====== DATA TO PROCESS ======

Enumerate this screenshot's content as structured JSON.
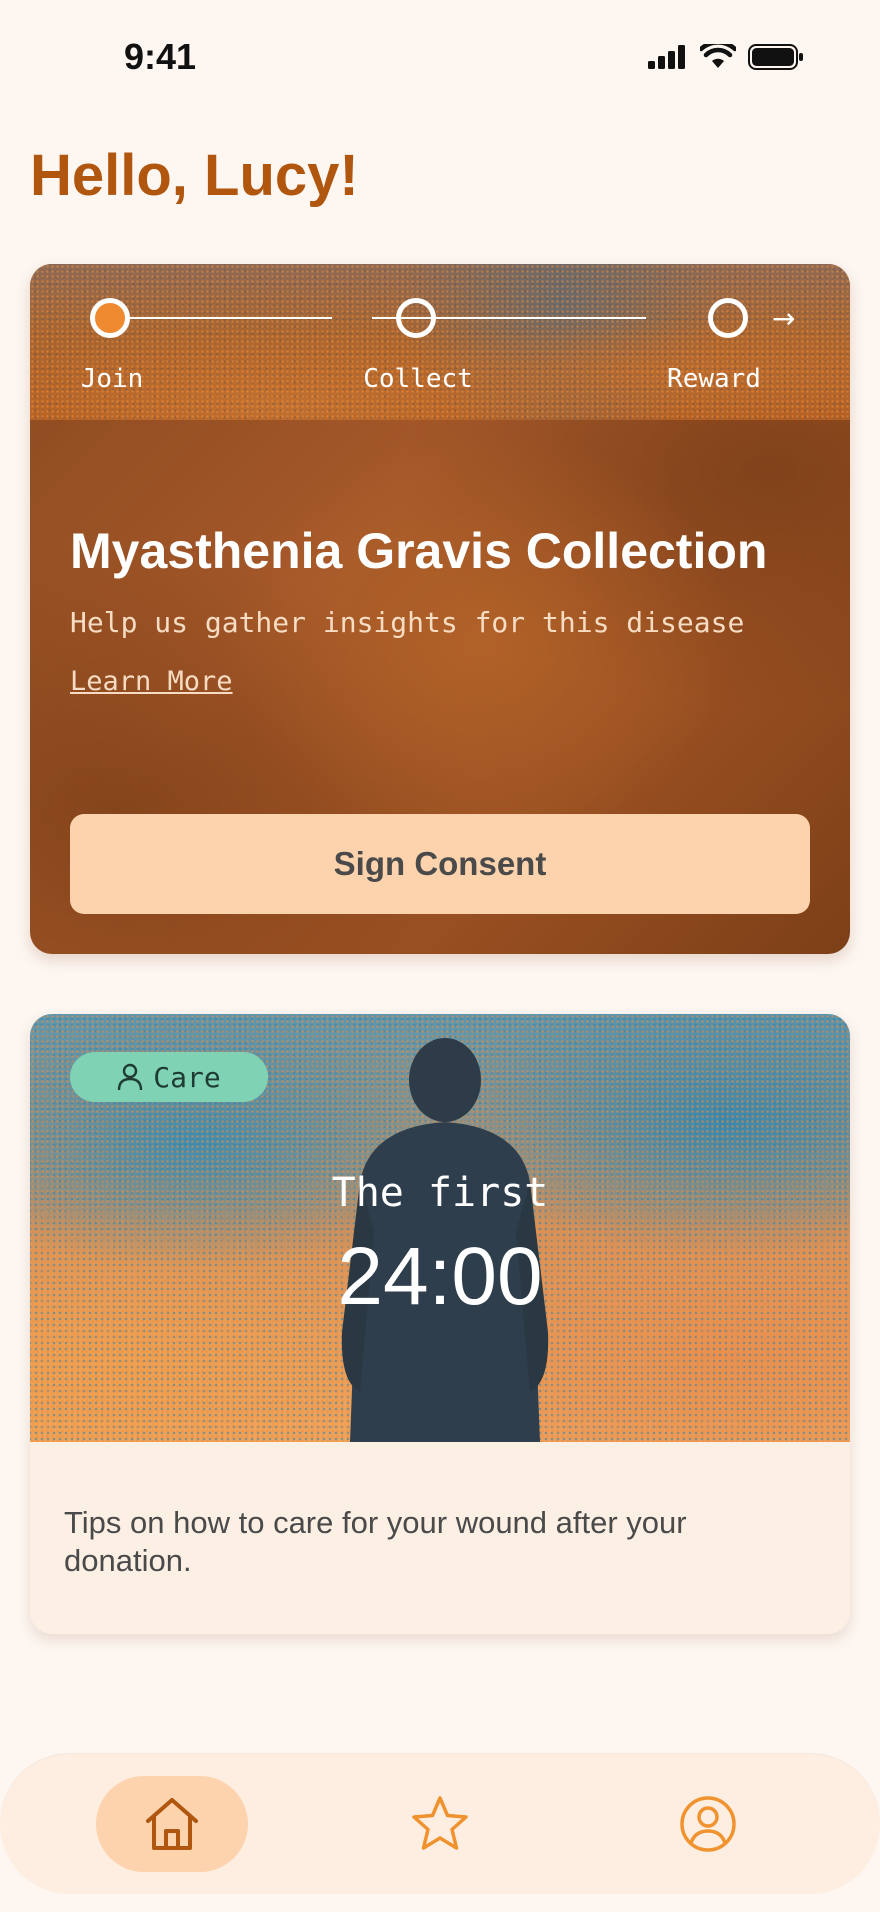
{
  "status_bar": {
    "time": "9:41"
  },
  "greeting": "Hello, Lucy!",
  "collection_card": {
    "steps": [
      {
        "label": "Join",
        "active": true
      },
      {
        "label": "Collect",
        "active": false
      },
      {
        "label": "Reward",
        "active": false
      }
    ],
    "title": "Myasthenia Gravis Collection",
    "subtitle": "Help us gather insights for this disease",
    "learn_more": "Learn More",
    "button_label": "Sign Consent"
  },
  "care_card": {
    "badge": "Care",
    "overline": "The first",
    "time": "24:00",
    "description": "Tips on how to care for your wound after your donation."
  },
  "tab_bar": {
    "tabs": [
      {
        "icon": "home-icon",
        "active": true
      },
      {
        "icon": "star-icon",
        "active": false
      },
      {
        "icon": "profile-icon",
        "active": false
      }
    ]
  },
  "colors": {
    "background": "#fdf6f1",
    "accent": "#b0560f",
    "button": "#fdd3ad",
    "badge": "#7fd3b4",
    "icon": "#f0922e"
  }
}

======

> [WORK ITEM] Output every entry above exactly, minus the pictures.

> [EXERCISE OUTPUT]
Enumerate this screenshot's content as structured JSON.
{
  "status_bar": {
    "time": "9:41"
  },
  "greeting": "Hello, Lucy!",
  "collection_card": {
    "steps": [
      {
        "label": "Join",
        "active": true
      },
      {
        "label": "Collect",
        "active": false
      },
      {
        "label": "Reward",
        "active": false
      }
    ],
    "title": "Myasthenia Gravis Collection",
    "subtitle": "Help us gather insights for this disease",
    "learn_more": "Learn More",
    "button_label": "Sign Consent"
  },
  "care_card": {
    "badge": "Care",
    "overline": "The first",
    "time": "24:00",
    "description": "Tips on how to care for your wound after your donation."
  },
  "tab_bar": {
    "tabs": [
      {
        "icon": "home-icon",
        "active": true
      },
      {
        "icon": "star-icon",
        "active": false
      },
      {
        "icon": "profile-icon",
        "active": false
      }
    ]
  },
  "colors": {
    "background": "#fdf6f1",
    "accent": "#b0560f",
    "button": "#fdd3ad",
    "badge": "#7fd3b4",
    "icon": "#f0922e"
  }
}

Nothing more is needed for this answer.